By the time you get to this part in your thinking and have chosen how to respond, your adrenaline rush should have dissipated a bit. Engaging her will get you another one—so will walking away. But walking away will take you out of the fray where engaging here will only escalate it.
This is how a failure on your part (failed to make NM happy, failed to warn Sister to keep something you said between just you two, failure to recognize Sister would likely blab it in front of NM) can be turned into a learning experience for you. It doesn’t matter if anybody else sees it as a failure just as long as you can learn and grow from the experience. A baby learning to walk overbalances and falls numerous times before he finally gets it right—what if he was not allowed to fail? What if there was a limit on how many failures were permissible before he wouldn’t try anymore? There is a child in Brazil who was born with no feet and yet he not only learned to walk (with no prostheses), he is a soccer prodigy1. What if he had listened to the parent who was convinced he would never be able to walk? He tried and he failed many more times than you or I did when learning to walk, but he learned from each failure until he had learned to fine tune his balance to the point that he could not only walk, but he could excel at soccer.

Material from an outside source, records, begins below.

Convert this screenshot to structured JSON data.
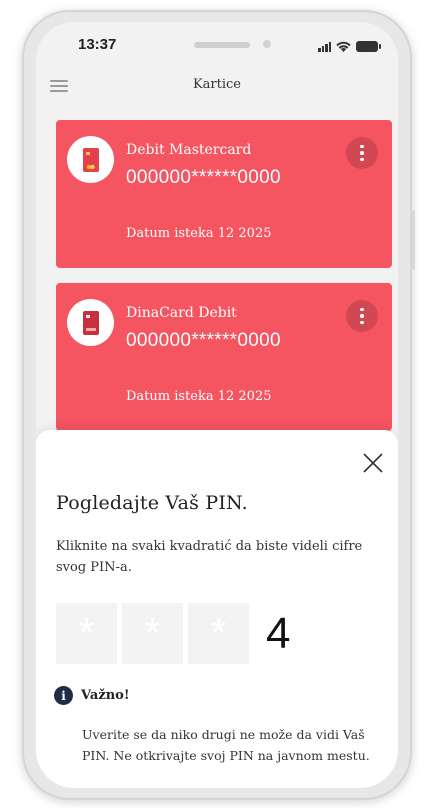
{
  "status_bar": {
    "time": "13:37"
  },
  "header": {
    "title": "Kartice"
  },
  "cards": [
    {
      "name": "Debit Mastercard",
      "number": "000000******0000",
      "expiry": "Datum isteka 12 2025"
    },
    {
      "name": "DinaCard Debit",
      "number": "000000******0000",
      "expiry": "Datum isteka 12 2025"
    }
  ],
  "pin_sheet": {
    "title": "Pogledajte Vaš PIN.",
    "description": "Kliknite na svaki kvadratić da biste videli cifre svog PIN-a.",
    "pin_boxes": [
      "*",
      "*",
      "*"
    ],
    "revealed_digit": "4",
    "important_label": "Važno!",
    "warning": "Uverite se da niko drugi ne može da vidi Vaš PIN. Ne otkrivajte svoj PIN na javnom mestu."
  },
  "colors": {
    "card": "#f45560",
    "card_button": "#d24852",
    "info_icon": "#1f2c44"
  },
  "icons": {
    "menu": "hamburger-menu-icon",
    "more": "vertical-dots-icon",
    "close": "close-icon",
    "info": "info-icon"
  }
}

How can we justify doing anything less? Because failure hurts or is humiliating? Well, if you stop thinking of it as failure and start thinking of it as the first step in a learning process, the pain is blunted, the humiliation loses its sting. The more you do it, the less of the negatives you feel. The first time I wore a bikini I stayed wrapped in a towel, embarrassed by sheer abundance of naked never-seen-the-sun white flesh. By the end of the summer I had no trouble at all dropping the towel and heading for the water: the more I did it, the less uncomfortable I was with it. Learning to embrace failure works exactly the same way and if you are going to reap the rewards it has to give you, it is something you need to start working on sooner, rather than later.